A product of the industrial revolution, several companies began manufacturing motorcycles at the turn of the 20th century. Though simple at first, these early motorcycles harnessed the power of the internal combustion engine and utilized parts similar to that of a pedaled bicycle. Since then, a lot has changed. Here’s a history of motorcycle manufacturing as well as the historical use of chrome plating for motorcycles.
Here’s a Brief History of Chrome Plating for Motorcycles:
The First Motorcycle Manufacturer
Originally designed to pace bicycle races in the late 19th century, motorcycles became of general interest in the early 20th century. In the early 1900’s, bicycle builder George M. Hendee partnered with custom motorcycle builder Oscar Hedstrom to develop the Indian Motorcycles, the first commercial motorcycle company in the United States.
To build their motorbikes, George and Oscar contracted with the Aurora Machinery Company in Aurora, Illinois. At the time, the manufacturing facility produced steel components and precision castings for bicycle parts. After reviewing Indian’s prototype engine, however, Aurora improved the castings by providing additional cylinder wall strength and improved air cooling by adding fins to the casting. They became the first motorcycle part manufacturer in the United States.
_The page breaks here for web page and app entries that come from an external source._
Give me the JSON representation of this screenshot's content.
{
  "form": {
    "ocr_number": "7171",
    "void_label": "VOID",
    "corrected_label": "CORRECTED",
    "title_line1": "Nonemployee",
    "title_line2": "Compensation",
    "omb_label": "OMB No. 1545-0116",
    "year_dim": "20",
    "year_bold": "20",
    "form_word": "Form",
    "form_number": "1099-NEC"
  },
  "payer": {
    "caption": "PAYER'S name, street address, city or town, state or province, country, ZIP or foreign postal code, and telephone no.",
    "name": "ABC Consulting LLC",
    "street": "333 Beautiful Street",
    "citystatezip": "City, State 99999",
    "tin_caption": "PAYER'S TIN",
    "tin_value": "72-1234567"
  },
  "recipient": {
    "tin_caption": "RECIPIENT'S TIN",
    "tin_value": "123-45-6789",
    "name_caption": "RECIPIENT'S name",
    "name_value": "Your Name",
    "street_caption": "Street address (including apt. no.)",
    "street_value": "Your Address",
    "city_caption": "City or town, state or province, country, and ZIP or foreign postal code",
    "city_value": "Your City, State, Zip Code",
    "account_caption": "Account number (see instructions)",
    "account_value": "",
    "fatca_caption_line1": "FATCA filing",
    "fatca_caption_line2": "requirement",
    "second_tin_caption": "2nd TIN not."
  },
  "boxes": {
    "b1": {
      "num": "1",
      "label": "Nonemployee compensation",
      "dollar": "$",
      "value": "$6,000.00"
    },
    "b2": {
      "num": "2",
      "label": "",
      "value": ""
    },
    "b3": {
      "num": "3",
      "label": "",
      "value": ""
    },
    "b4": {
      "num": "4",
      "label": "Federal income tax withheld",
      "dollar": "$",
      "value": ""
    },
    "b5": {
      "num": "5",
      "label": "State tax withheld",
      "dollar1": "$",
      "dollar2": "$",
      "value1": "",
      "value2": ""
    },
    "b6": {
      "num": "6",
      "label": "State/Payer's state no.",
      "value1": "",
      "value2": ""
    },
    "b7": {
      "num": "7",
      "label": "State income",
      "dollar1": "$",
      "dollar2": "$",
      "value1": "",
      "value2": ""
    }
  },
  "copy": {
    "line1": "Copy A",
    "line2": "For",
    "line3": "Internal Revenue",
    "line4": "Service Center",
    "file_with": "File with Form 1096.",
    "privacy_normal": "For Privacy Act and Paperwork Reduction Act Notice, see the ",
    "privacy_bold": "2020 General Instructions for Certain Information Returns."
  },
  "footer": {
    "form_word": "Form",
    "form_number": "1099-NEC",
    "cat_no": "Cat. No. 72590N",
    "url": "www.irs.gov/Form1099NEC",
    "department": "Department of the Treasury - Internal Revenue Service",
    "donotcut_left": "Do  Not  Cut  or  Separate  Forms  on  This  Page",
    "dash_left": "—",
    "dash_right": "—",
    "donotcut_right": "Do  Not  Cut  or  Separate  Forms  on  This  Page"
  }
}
Innovations in Motorcycle Manufacturing
Aurora manufactured motorcycle parts, motorcycle kits, and eventually complete motorcycles from 1901 to 1916. During that time they added automatic intake valves, started producing two-cylinder engines and added a free-will engine clutch. Though essential, Aurora’s innovations weren’t enough to keep up with the competition. Bill Ottoway, one of the head designers for Aurora moved to Harley Davidson in 1912 where he would go on to build racing motorcycles for the thriving new company.
Started by tinkering boys, William S. Harley and brothers Arthur, Walter, and William Davidson, Harley-Davidson’s first motorcycle placed fourth in a local race. This early success led to three more prototypes and the Juneau Avenue Factory which manufactured 50 motorcycles for the company in their first year of production. However, the Great Depression and World War II produced drastic changes in motorcycle manufacturing.
The First Use of Chrome Plating for Motorcycles
Until that time, nickel electroplating was the primary method of applying decorative finishes to bicycles and motorcycles alike. This finish was used for bumpers, fenders, and trims to provide wear resistance, corrosion protection, and a high luster finish. Then in the 1920’s, chrome plating was developed by George J. Sargent and became the standard for motorcycle and automotive use.
However, during the start of the second World War chrome plating became scarce and other metals and finishes were used. To survive these challenging times, Harley-Davidson manufactured more than 90,000 motorcycles for the military known as WLAs. These motorcycles featured chrome, nickel, or aluminum plated parts that were painted black, olive, blue, or white.
After the war, it became important to use chrome plating for motorcycles again. To this day, chrome plating and triple plating are the most common finishing options for modern motorcycle parts. Bend Plating provides industrial chrome plating services for motorcycle manufacturing processes and aftermarket companies. Contact us for more information about your motorcycle manufacturing needs.